Sasin Chalermlarp, president of the Seub Nakhasathien Foundation and a prominent opponent of the Mae Wong dam, said in a Facebook post that he was ready to enlighten Chatchai on the project's shortcomings or he may march again in protest.
In 2013, Sasin marched from Nakhon Sawan to Bangkok to protest against plans to construct the dam, resulting in the project being shelved.
"I am not surprised that the minister has such an idea, because he only listened to one side [of the debate], the Royal Irrigation Department [RID], which has always pushed for this project. I am trying to reach him and give him the other point of view, but he has not bothered to hear me," the prominent activist said.
RID director-general Suthep Noipairoj said it was necessary to build the dam because Thailand did not have enough water.
"We are a seasonal country which has only around 100 days of rain [a year], so we have to build more water storage [facilities] to keep water for the rest of the year," Suthep said.
"Moreover, the site of the Mae Wong dam is perfect for building another dam because this river still does not have a major reservoir. Building this dam will benefit a lot of farmers in the area, who are currently relying only on natural precipitation."

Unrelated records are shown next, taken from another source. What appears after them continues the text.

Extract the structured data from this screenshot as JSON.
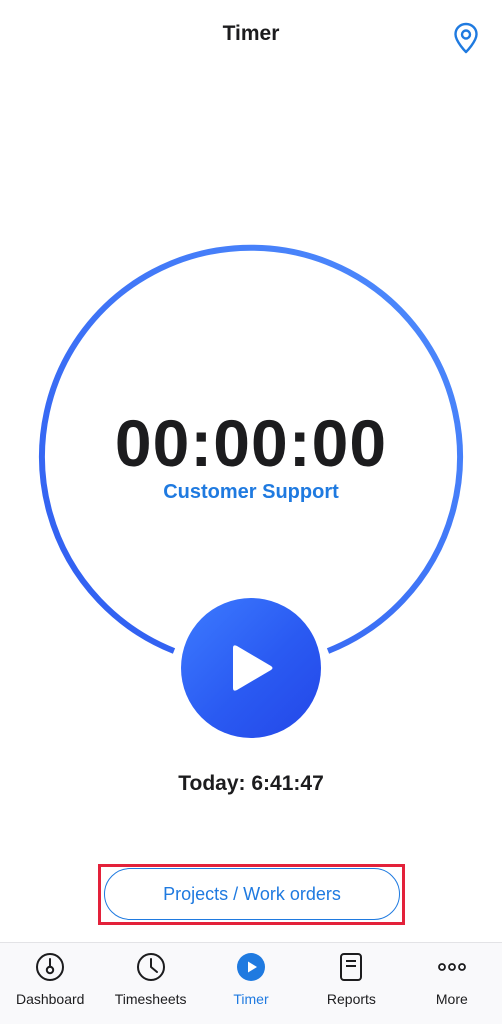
{
  "header": {
    "title": "Timer",
    "location_icon": "map-pin-icon"
  },
  "timer": {
    "elapsed": "00:00:00",
    "project": "Customer Support",
    "play_icon": "play-icon",
    "today": "Today: 6:41:47"
  },
  "actions": {
    "projects_label": "Projects / Work orders"
  },
  "tabbar": {
    "items": [
      {
        "label": "Dashboard",
        "icon": "dashboard-gauge-icon",
        "active": false
      },
      {
        "label": "Timesheets",
        "icon": "clock-icon",
        "active": false
      },
      {
        "label": "Timer",
        "icon": "play-circle-icon",
        "active": true
      },
      {
        "label": "Reports",
        "icon": "document-icon",
        "active": false
      },
      {
        "label": "More",
        "icon": "more-dots-icon",
        "active": false
      }
    ]
  },
  "colors": {
    "accent": "#1f7ae0",
    "ring_start": "#2e5bf0",
    "ring_end": "#4f8dfd",
    "highlight": "#e3213a"
  }
}
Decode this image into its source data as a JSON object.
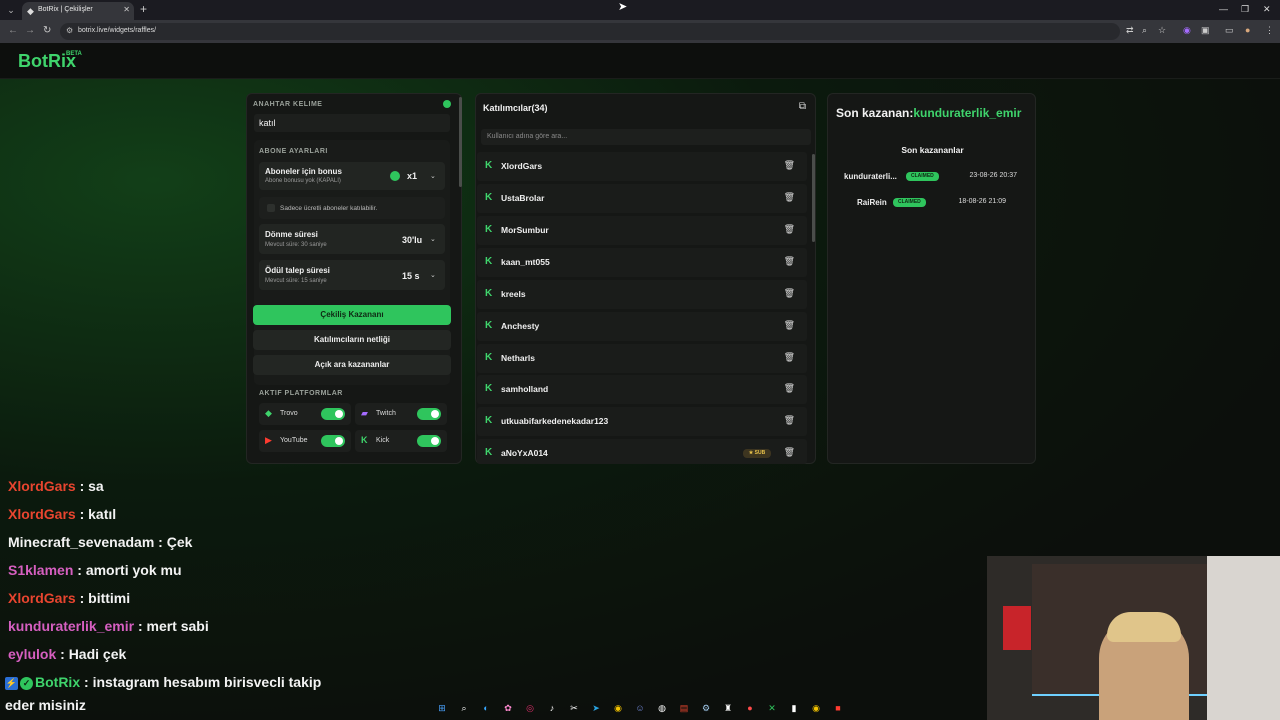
{
  "browser": {
    "tab_title": "BotRix | Çekilişler",
    "url": "botrix.live/widgets/raffles/"
  },
  "header": {
    "logo": "BotRix",
    "beta": "BETA"
  },
  "settings": {
    "keyword_label": "ANAHTAR KELIME",
    "keyword_value": "katıl",
    "subscriber_settings_label": "ABONE AYARLARI",
    "bonus_title": "Aboneler için bonus",
    "bonus_sub": "Abone bonusu yok (KAPALI)",
    "bonus_value": "x1",
    "only_paid_label": "Sadece ücretli aboneler katılabilir.",
    "spin_title": "Dönme süresi",
    "spin_sub": "Mevcut süre: 30 saniye",
    "spin_value": "30'lu",
    "claim_title": "Ödül talep süresi",
    "claim_sub": "Mevcut süre: 15 saniye",
    "claim_value": "15 s",
    "draw_button": "Çekiliş Kazananı",
    "clear_button": "Katılımcıların netliği",
    "open_winners_button": "Açık ara kazananlar",
    "platforms_label": "AKTIF PLATFORMLAR",
    "platforms": [
      {
        "name": "Trovo",
        "on": true
      },
      {
        "name": "Twitch",
        "on": true
      },
      {
        "name": "YouTube",
        "on": true
      },
      {
        "name": "Kick",
        "on": true
      }
    ]
  },
  "participants": {
    "title": "Katılımcılar(34)",
    "search_placeholder": "Kullanıcı adına göre ara...",
    "list": [
      {
        "name": "XlordGars"
      },
      {
        "name": "UstaBrolar"
      },
      {
        "name": "MorSumbur"
      },
      {
        "name": "kaan_mt055"
      },
      {
        "name": "kreels"
      },
      {
        "name": "Anchesty"
      },
      {
        "name": "Netharls"
      },
      {
        "name": "samholland"
      },
      {
        "name": "utkuabifarkedenekadar123"
      },
      {
        "name": "aNoYxA014",
        "badge": "★ SUB"
      }
    ]
  },
  "winners": {
    "last_label": "Son kazanan:",
    "last_name": "kunduraterlik_emir",
    "recent_title": "Son kazananlar",
    "rows": [
      {
        "name": "kunduraterli...",
        "status": "CLAIMED",
        "date": "23-08-26 20:37"
      },
      {
        "name": "RaiRein",
        "status": "CLAIMED",
        "date": "18-08-26 21:09"
      }
    ]
  },
  "chat": [
    {
      "user": "XlordGars",
      "color": "#e8452f",
      "msg": " : sa"
    },
    {
      "user": "XlordGars",
      "color": "#e8452f",
      "msg": " : katıl"
    },
    {
      "user": "Minecraft_sevenadam",
      "color": "#f3f3f3",
      "msg": " : Çek"
    },
    {
      "user": "S1klamen",
      "color": "#d65fc0",
      "msg": " : amorti yok mu"
    },
    {
      "user": "XlordGars",
      "color": "#e8452f",
      "msg": " : bittimi"
    },
    {
      "user": "kunduraterlik_emir",
      "color": "#d65fc0",
      "msg": " : mert sabi"
    },
    {
      "user": "eylulok",
      "color": "#d65fc0",
      "msg": " : Hadi çek"
    },
    {
      "user": "BotRix",
      "color": "#3fd46c",
      "msg": " : instagram hesabım birisvecli takip"
    }
  ],
  "chat_continuation": "eder misiniz",
  "colors": {
    "accent": "#2fc55d",
    "sub_badge": "#e8c24a"
  }
}
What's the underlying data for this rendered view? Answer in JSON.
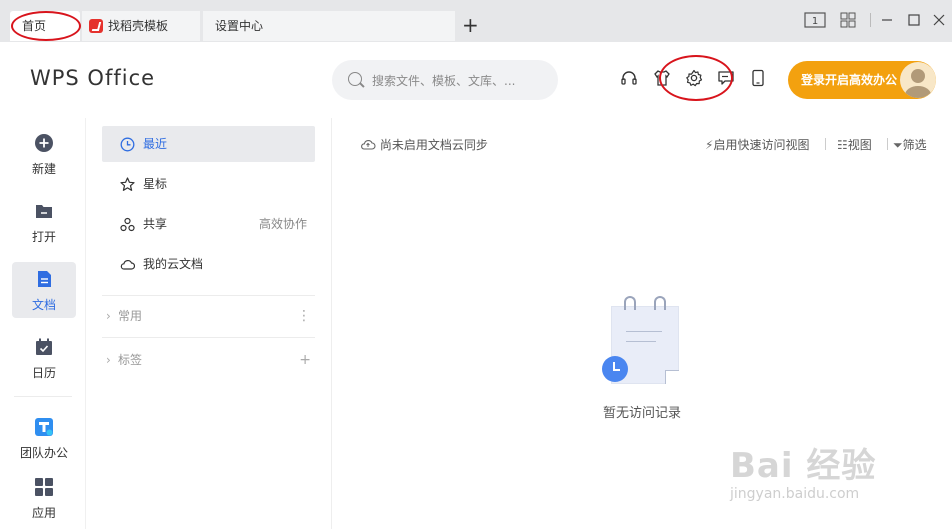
{
  "tabs": [
    {
      "label": "首页"
    },
    {
      "label": "找稻壳模板"
    },
    {
      "label": "设置中心"
    }
  ],
  "window_controls": {
    "box_label": "1"
  },
  "header": {
    "brand": "WPS Office",
    "search_placeholder": "搜索文件、模板、文库、...",
    "login_label": "登录开启高效办公"
  },
  "leftnav": [
    {
      "label": "新建"
    },
    {
      "label": "打开"
    },
    {
      "label": "文档"
    },
    {
      "label": "日历"
    },
    {
      "label": "团队办公"
    },
    {
      "label": "应用"
    }
  ],
  "midnav": {
    "items": [
      {
        "label": "最近"
      },
      {
        "label": "星标"
      },
      {
        "label": "共享",
        "extra": "高效协作"
      },
      {
        "label": "我的云文档"
      }
    ],
    "groups": [
      {
        "label": "常用",
        "action": "⋮"
      },
      {
        "label": "标签",
        "action": "+"
      }
    ]
  },
  "content": {
    "cloud_sync": "尚未启用文档云同步",
    "quick_access": "启用快速访问视图",
    "view": "视图",
    "filter": "筛选",
    "empty": "暂无访问记录"
  },
  "watermark": {
    "main": "Bai 经验",
    "sub": "jingyan.baidu.com"
  },
  "colors": {
    "accent": "#2f6de1",
    "login": "#f3a10f",
    "annotation": "#d8141c"
  }
}
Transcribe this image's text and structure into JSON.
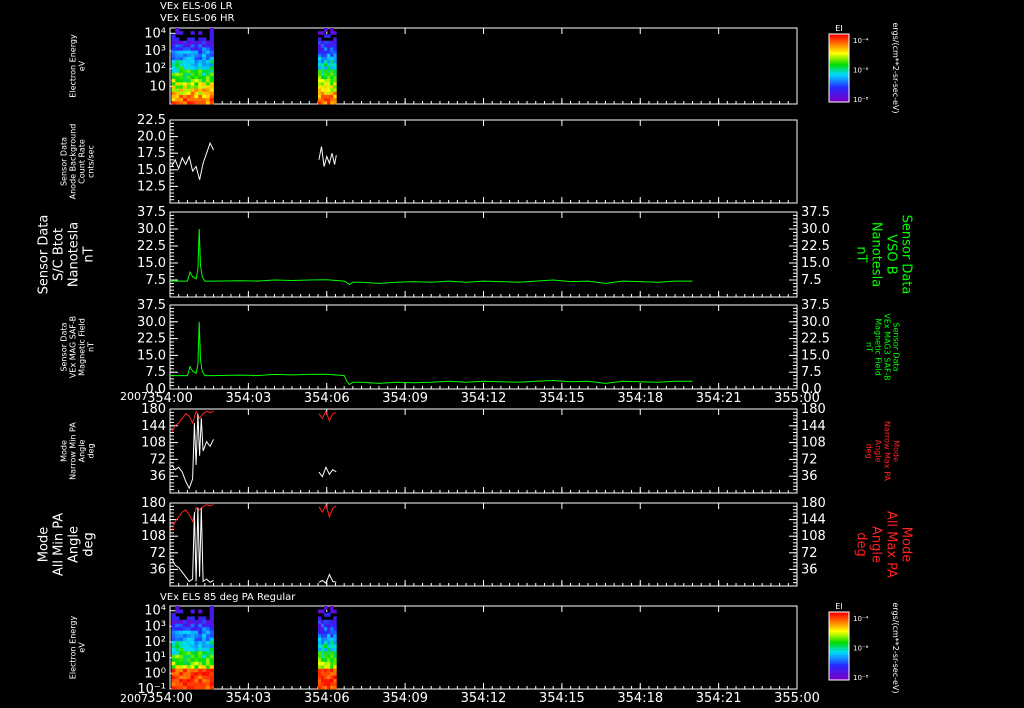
{
  "titles": {
    "top_line1": "VEx ELS-06 LR",
    "top_line2": "VEx ELS-06 HR",
    "bottom": "VEx ELS 85 deg PA Regular"
  },
  "year_label": "2007",
  "colorbar": {
    "label": "EI",
    "units": "ergs/(cm**2-sr-sec-eV)",
    "ticks": [
      "10⁻⁴",
      "10⁻⁶",
      "10⁻⁸"
    ]
  },
  "colors": {
    "background": "#000000",
    "axis": "#ffffff",
    "green_series": "#00ff00",
    "red_series": "#ff2020",
    "white_series": "#ffffff"
  },
  "chart_data": [
    {
      "type": "heatmap",
      "name": "electron-energy-top",
      "ylabel_lines": [
        "Electron Energy",
        "eV"
      ],
      "yscale": "log",
      "yticks": [
        {
          "v": 10,
          "label": "10"
        },
        {
          "v": 100,
          "label": "10²"
        },
        {
          "v": 1000,
          "label": "10³"
        },
        {
          "v": 10000,
          "label": "10⁴"
        }
      ],
      "ylim": [
        1,
        20000
      ],
      "data_intervals": [
        [
          0.17,
          5.0
        ],
        [
          17.0,
          19.1
        ]
      ],
      "xlim": [
        0,
        60
      ]
    },
    {
      "type": "line",
      "name": "anode-background",
      "ylabel_lines": [
        "Sensor Data",
        "Anode Background",
        "Count Rate",
        "cnts/sec"
      ],
      "ylim": [
        10,
        22.5
      ],
      "yticks": [
        12.5,
        15.0,
        17.5,
        20.0,
        22.5
      ],
      "series": [
        {
          "color": "#ffffff",
          "segments": [
            {
              "x": [
                0.2,
                0.6,
                1.0,
                1.4,
                1.8,
                2.2,
                2.6,
                3.0,
                3.4,
                3.8,
                4.2,
                4.6,
                5.0
              ],
              "y": [
                15.5,
                16.5,
                15.2,
                16.8,
                15.8,
                17.0,
                14.8,
                15.5,
                13.5,
                16.0,
                17.5,
                19.0,
                18.0
              ]
            },
            {
              "x": [
                17.1,
                17.4,
                17.7,
                18.0,
                18.3,
                18.6,
                18.9,
                19.1
              ],
              "y": [
                16.5,
                18.5,
                15.5,
                17.0,
                16.0,
                17.5,
                15.8,
                17.2
              ]
            }
          ]
        }
      ]
    },
    {
      "type": "line",
      "name": "sc-btot",
      "ylabel_lines": [
        "Sensor Data",
        "S/C Btot",
        "Nanotesla",
        "nT"
      ],
      "ylabel_right_lines": [
        "Sensor Data",
        "VSO B",
        "Nanotesla",
        "nT"
      ],
      "ylim": [
        0,
        37.5
      ],
      "yticks": [
        7.5,
        15.0,
        22.5,
        30.0,
        37.5
      ],
      "series": [
        {
          "color": "#00ff00",
          "segments": [
            {
              "x": [
                0,
                1,
                2,
                2.3,
                2.6,
                3.0,
                3.2,
                3.35,
                3.5,
                3.7,
                4.0,
                5,
                8,
                10,
                12,
                14,
                16,
                18,
                20.0,
                20.3,
                20.6,
                21,
                22,
                24,
                26,
                28,
                30,
                32,
                34,
                36,
                38,
                40,
                42,
                44,
                46,
                48,
                50,
                52,
                54,
                56,
                58,
                60
              ],
              "y": [
                7,
                7,
                7,
                11,
                9,
                8,
                12,
                30,
                14,
                9,
                7,
                7,
                7.2,
                7,
                7.5,
                7.3,
                7.5,
                7.6,
                7,
                6.3,
                5.5,
                6.5,
                6.5,
                6,
                6.5,
                6.8,
                6.5,
                7,
                6.5,
                7,
                6.8,
                6.5,
                7,
                7.5,
                6.8,
                7,
                6,
                7,
                6.8,
                6.5,
                7,
                7
              ]
            }
          ]
        }
      ]
    },
    {
      "type": "line",
      "name": "mag-saf-b",
      "ylabel_lines": [
        "Sensor Data",
        "VEx MAG SAF-B",
        "Magnetic Field",
        "nT"
      ],
      "ylabel_right_lines": [
        "Sensor Data",
        "VEx MAG3 SAF-B",
        "Magnetic Field",
        "nT"
      ],
      "ylim": [
        0,
        37.5
      ],
      "yticks": [
        0.0,
        7.5,
        15.0,
        22.5,
        30.0,
        37.5
      ],
      "series": [
        {
          "color": "#00ff00",
          "segments": [
            {
              "x": [
                0,
                1,
                2,
                2.3,
                2.6,
                3.0,
                3.2,
                3.35,
                3.5,
                3.7,
                4.0,
                5,
                8,
                10,
                12,
                14,
                16,
                18,
                20.0,
                20.3,
                20.6,
                21,
                22,
                24,
                26,
                28,
                30,
                32,
                34,
                36,
                38,
                40,
                42,
                44,
                46,
                48,
                50,
                52,
                54,
                56,
                58,
                60
              ],
              "y": [
                6,
                6,
                6,
                10,
                8,
                7,
                11,
                30,
                13,
                8,
                6,
                6,
                6.2,
                6,
                6.5,
                6.3,
                6.5,
                6.6,
                6,
                3.5,
                2,
                3,
                3,
                2.5,
                3,
                2.8,
                3,
                3.5,
                3,
                3.5,
                3.2,
                3,
                3.5,
                3.8,
                3.2,
                3.5,
                2.5,
                3.5,
                3.2,
                3,
                3.5,
                3.5
              ]
            }
          ]
        }
      ]
    },
    {
      "type": "line",
      "name": "narrow-pa",
      "ylabel_lines": [
        "Mode",
        "Narrow Min PA",
        "Angle",
        "deg"
      ],
      "ylabel_right_lines": [
        "Mode",
        "Narrow Max PA",
        "Angle",
        "deg"
      ],
      "ylim": [
        0,
        180
      ],
      "yticks": [
        36,
        72,
        108,
        144,
        180
      ],
      "series": [
        {
          "color": "#ff2020",
          "segments": [
            {
              "x": [
                0.2,
                0.6,
                1.0,
                1.4,
                1.8,
                2.2,
                2.6,
                3.0,
                3.4,
                3.8,
                4.2,
                4.6,
                5.0
              ],
              "y": [
                130,
                145,
                150,
                160,
                170,
                165,
                150,
                175,
                160,
                170,
                175,
                172,
                176
              ]
            },
            {
              "x": [
                17.1,
                17.5,
                17.9,
                18.3,
                18.7,
                19.1
              ],
              "y": [
                170,
                160,
                175,
                155,
                170,
                172
              ]
            }
          ]
        },
        {
          "color": "#ffffff",
          "segments": [
            {
              "x": [
                0.2,
                0.6,
                1.0,
                1.4,
                1.8,
                2.2,
                2.6,
                2.8,
                3.0,
                3.2,
                3.4,
                3.6,
                3.8,
                4.2,
                4.6,
                5.0
              ],
              "y": [
                60,
                50,
                55,
                45,
                25,
                10,
                30,
                150,
                60,
                170,
                80,
                160,
                90,
                110,
                100,
                115
              ]
            },
            {
              "x": [
                17.1,
                17.5,
                17.9,
                18.3,
                18.7,
                19.1
              ],
              "y": [
                45,
                35,
                55,
                40,
                50,
                45
              ]
            }
          ]
        }
      ]
    },
    {
      "type": "line",
      "name": "all-pa",
      "ylabel_lines": [
        "Mode",
        "All Min PA",
        "Angle",
        "deg"
      ],
      "ylabel_right_lines": [
        "Mode",
        "All Max PA",
        "Angle",
        "deg"
      ],
      "ylim": [
        0,
        180
      ],
      "yticks": [
        36,
        72,
        108,
        144,
        180
      ],
      "series": [
        {
          "color": "#ff2020",
          "segments": [
            {
              "x": [
                0.2,
                0.6,
                1.0,
                1.4,
                1.8,
                2.2,
                2.6,
                3.0,
                3.4,
                3.8,
                4.2,
                4.6,
                5.0
              ],
              "y": [
                120,
                140,
                150,
                160,
                165,
                155,
                140,
                170,
                165,
                172,
                176,
                174,
                177
              ]
            },
            {
              "x": [
                17.1,
                17.5,
                17.9,
                18.3,
                18.7,
                19.1
              ],
              "y": [
                172,
                160,
                176,
                150,
                168,
                174
              ]
            }
          ]
        },
        {
          "color": "#ffffff",
          "segments": [
            {
              "x": [
                0.2,
                0.6,
                1.0,
                1.4,
                1.8,
                2.2,
                2.6,
                2.8,
                3.0,
                3.2,
                3.4,
                3.6,
                3.8,
                4.2,
                4.6,
                5.0
              ],
              "y": [
                60,
                45,
                40,
                30,
                20,
                10,
                15,
                160,
                10,
                170,
                20,
                170,
                10,
                15,
                8,
                12
              ]
            },
            {
              "x": [
                17.1,
                17.5,
                17.9,
                18.3,
                18.7,
                19.1
              ],
              "y": [
                8,
                12,
                6,
                25,
                10,
                8
              ]
            }
          ]
        }
      ]
    },
    {
      "type": "heatmap",
      "name": "electron-energy-bottom",
      "ylabel_lines": [
        "Electron Energy",
        "eV"
      ],
      "yscale": "log",
      "yticks": [
        {
          "v": 0.1,
          "label": "10⁻¹"
        },
        {
          "v": 1,
          "label": "10⁰"
        },
        {
          "v": 10,
          "label": "10¹"
        },
        {
          "v": 100,
          "label": "10²"
        },
        {
          "v": 1000,
          "label": "10³"
        },
        {
          "v": 10000,
          "label": "10⁴"
        }
      ],
      "ylim": [
        0.1,
        20000
      ],
      "data_intervals": [
        [
          0.17,
          5.0
        ],
        [
          17.0,
          19.1
        ]
      ],
      "xlim": [
        0,
        60
      ]
    }
  ],
  "x_axis": {
    "xlim": [
      0,
      60
    ],
    "ticks": [
      {
        "v": 0,
        "label": "354:00"
      },
      {
        "v": 9,
        "label": "354:03"
      },
      {
        "v": 18,
        "label": "354:06"
      },
      {
        "v": 27,
        "label": "354:09"
      },
      {
        "v": 36,
        "label": "354:12"
      },
      {
        "v": 45,
        "label": "354:15"
      },
      {
        "v": 54,
        "label": "354:18"
      },
      {
        "v": 63,
        "label": "354:21"
      },
      {
        "v": 72,
        "label": "355:00"
      }
    ]
  }
}
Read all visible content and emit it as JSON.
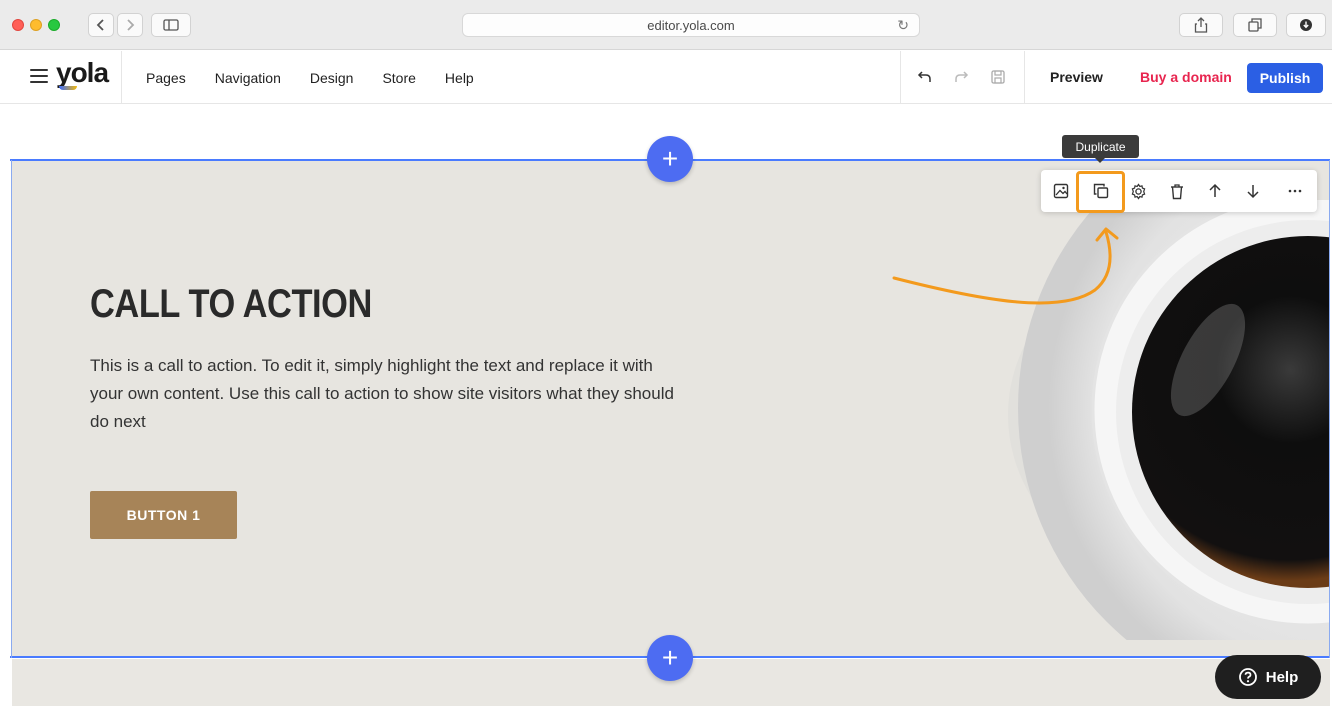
{
  "browser": {
    "url": "editor.yola.com"
  },
  "editor": {
    "logo": "yola",
    "nav": [
      "Pages",
      "Navigation",
      "Design",
      "Store",
      "Help"
    ],
    "preview_label": "Preview",
    "buy_domain_label": "Buy a domain",
    "publish_label": "Publish"
  },
  "section": {
    "title": "CALL TO ACTION",
    "text": "This is a call to action. To edit it, simply highlight the text and replace it with your own content. Use this call to action to show site visitors what they should do next",
    "button_label": "BUTTON 1"
  },
  "toolbar": {
    "tooltip": "Duplicate",
    "icons": [
      "image-icon",
      "duplicate-icon",
      "settings-icon",
      "delete-icon",
      "arrow-up-icon",
      "arrow-down-icon",
      "more-icon"
    ]
  },
  "add_section_symbol": "+",
  "help_label": "Help",
  "colors": {
    "accent": "#4d6cf2",
    "publish": "#2b5fe4",
    "buy_domain": "#e8254f",
    "highlight": "#f39a1d",
    "hero_button": "#a78458"
  }
}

He added that every development would have some negative side effects, but the country had to choose projects that had more positives than negatives and that applied to the Mae Wong dam.